» Your task
Tell how many lines of the data include the word "Black". Nothing but the number belongs in the answer.

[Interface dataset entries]
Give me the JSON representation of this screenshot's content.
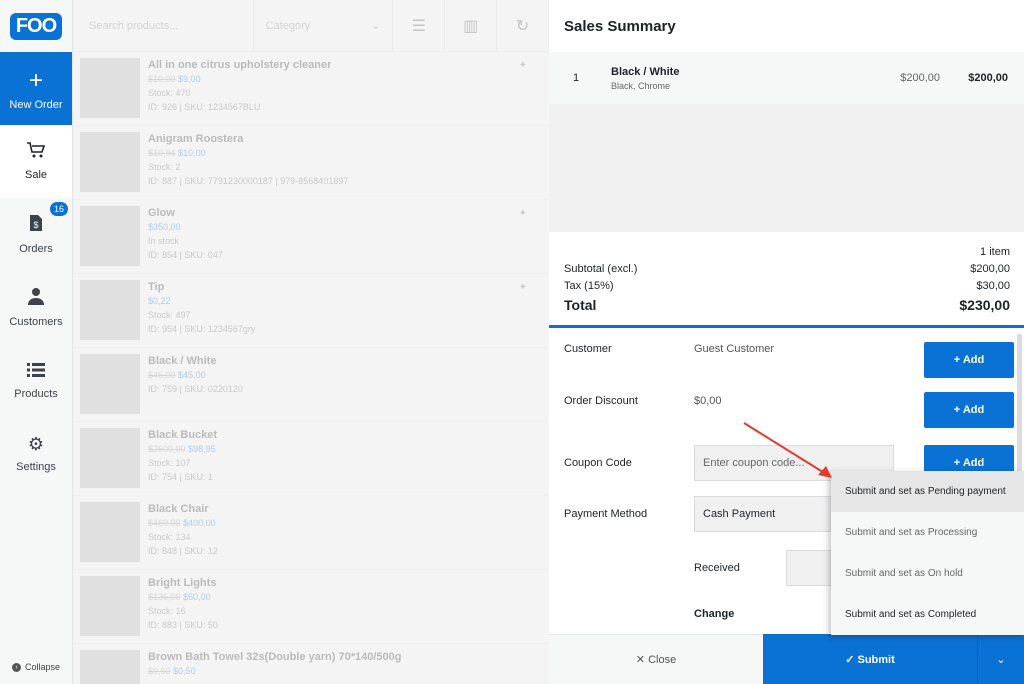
{
  "logo": "FOO",
  "sidebar": {
    "items": [
      {
        "label": "New Order",
        "icon": "plus-icon"
      },
      {
        "label": "Sale",
        "icon": "cart-icon"
      },
      {
        "label": "Orders",
        "icon": "orders-icon",
        "badge": "16"
      },
      {
        "label": "Customers",
        "icon": "user-icon"
      },
      {
        "label": "Products",
        "icon": "list-icon"
      },
      {
        "label": "Settings",
        "icon": "gear-icon"
      }
    ],
    "collapse": "Collapse"
  },
  "toolbar": {
    "search_placeholder": "Search products...",
    "category": "Category"
  },
  "products": [
    {
      "name": "All in one citrus upholstery cleaner",
      "old": "$10,00",
      "new": "$9,00",
      "stock": "Stock: 470",
      "id": "ID: 926 | SKU: 1234567BLU"
    },
    {
      "name": "Anigram Roostera",
      "old": "$10,94",
      "new": "$10,00",
      "stock": "Stock: 2",
      "id": "ID: 887 | SKU: 7791230000187 | 979-8568401897"
    },
    {
      "name": "Glow",
      "old": "",
      "new": "$350,00",
      "stock": "In stock",
      "id": "ID: 854 | SKU: 047"
    },
    {
      "name": "Tip",
      "old": "",
      "new": "$0,22",
      "stock": "Stock: 497",
      "id": "ID: 954 | SKU: 1234567gry"
    },
    {
      "name": "Black / White",
      "old": "$46,00",
      "new": "$45,00",
      "stock": "",
      "id": "ID: 759 | SKU: 0220120"
    },
    {
      "name": "Black Bucket",
      "old": "$2600,00",
      "new": "$98,95",
      "stock": "Stock: 107",
      "id": "ID: 754 | SKU: 1"
    },
    {
      "name": "Black Chair",
      "old": "$460,00",
      "new": "$400,00",
      "stock": "Stock: 134",
      "id": "ID: 848 | SKU: 12"
    },
    {
      "name": "Bright Lights",
      "old": "$136,00",
      "new": "$50,00",
      "stock": "Stock: 16",
      "id": "ID: 883 | SKU: 50"
    },
    {
      "name": "Brown Bath Towel 32s(Double yarn) 70*140/500g",
      "old": "$0,60",
      "new": "$0,50",
      "stock": "",
      "id": ""
    }
  ],
  "summary": {
    "title": "Sales Summary",
    "line": {
      "qty": "1",
      "name": "Black / White",
      "variant": "Black, Chrome",
      "price": "$200,00",
      "total": "$200,00"
    },
    "items_count": "1 item",
    "subtotal_label": "Subtotal (excl.)",
    "subtotal": "$200,00",
    "tax_label": "Tax (15%)",
    "tax": "$30,00",
    "total_label": "Total",
    "total": "$230,00"
  },
  "form": {
    "customer_label": "Customer",
    "customer_value": "Guest Customer",
    "discount_label": "Order Discount",
    "discount_value": "$0,00",
    "coupon_label": "Coupon Code",
    "coupon_placeholder": "Enter coupon code...",
    "payment_label": "Payment Method",
    "payment_value": "Cash Payment",
    "received_label": "Received",
    "change_label": "Change",
    "add_label": "+ Add"
  },
  "footer": {
    "close": "✕  Close",
    "submit": "✓  Submit"
  },
  "dropdown": [
    "Submit and set as Pending payment",
    "Submit and set as Processing",
    "Submit and set as On hold",
    "Submit and set as Completed"
  ],
  "colors": {
    "accent": "#0a72d4",
    "arrow": "#e03b2f"
  }
}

» Solved exercise
5